lure experienced graduates, managers and leaders from the private sector into the social care sector

and he thinks a £20 000 package from the ‘National Skills Academy’ will do this?

Is he looking at new graduates or at ‘luring people from the private sector’ because while I can see £20 000 being very tempting to new graduates, I’m not sure it would be so much to those who are already successful (because we don’t want the unsuccessful ones, right?) private sector leaders.

I had a nose around the National Skills Academy site. I didn’t know what it was and had never heard of it. Honestly though, the language and government-speak just made me run scared from it. It did however, mention a little about this graduate scheme saying it will establish

A new trainee scheme with equal status to local government, central government and health schemes. Intended to identify future leaders in any setting and give entrants a rounded experience of different types of employment. Entrants could be new to social care or existing staff, with an emphasis on increasing the diversity of people in leadership roles.

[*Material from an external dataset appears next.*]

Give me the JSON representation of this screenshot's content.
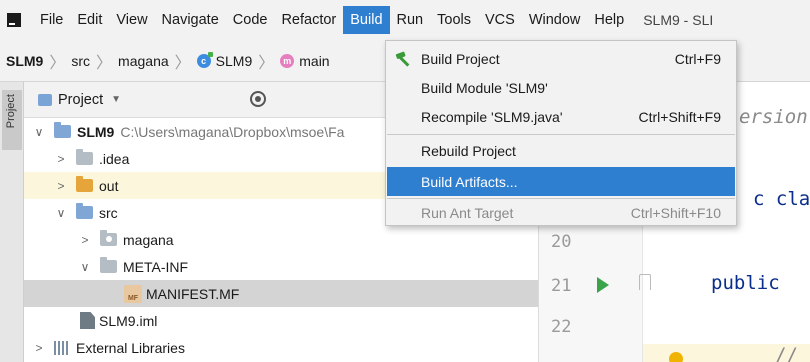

Maybe I’m over simplistic and over idealistic but I can’t help thinking the £20 000 would be better spent training up front line social workers and providing substantial and useful on-the-job training for newly qualified social workers (that the universities seem unable to offer as a matter of course)  rather than pumping the money into the management system which already suffers from too much detachment from the front line services.  Good management is necessary but I am of the mind that a manager should always be prepared to do for themselves what they ask others to do. That might be a little simplistic but it’s generally served me well for although I’ve never managed people directly, having worked for many years providing direct care has informed what I ask care homes and care agencies to do enormously.

I know I shouldn’t be so cynical – after all – maybe it is a genius idea that is the government’s way of solving all the problems.. the government created.

I just can’t help it though. Years of being micro-managed and de-skilled through frankly ineffectual management and being told at regular intervals how important re-organisations are again, and again and again at the expense of the actual relationship-building work and support and advocacy work which makes a real impact on the lives of those who we work with can become a teeny bit disheartening.

I’m not ready to give up yet though. My aim is to change from the inside but more and more I can see myself drifting into the voluntary sector eventually.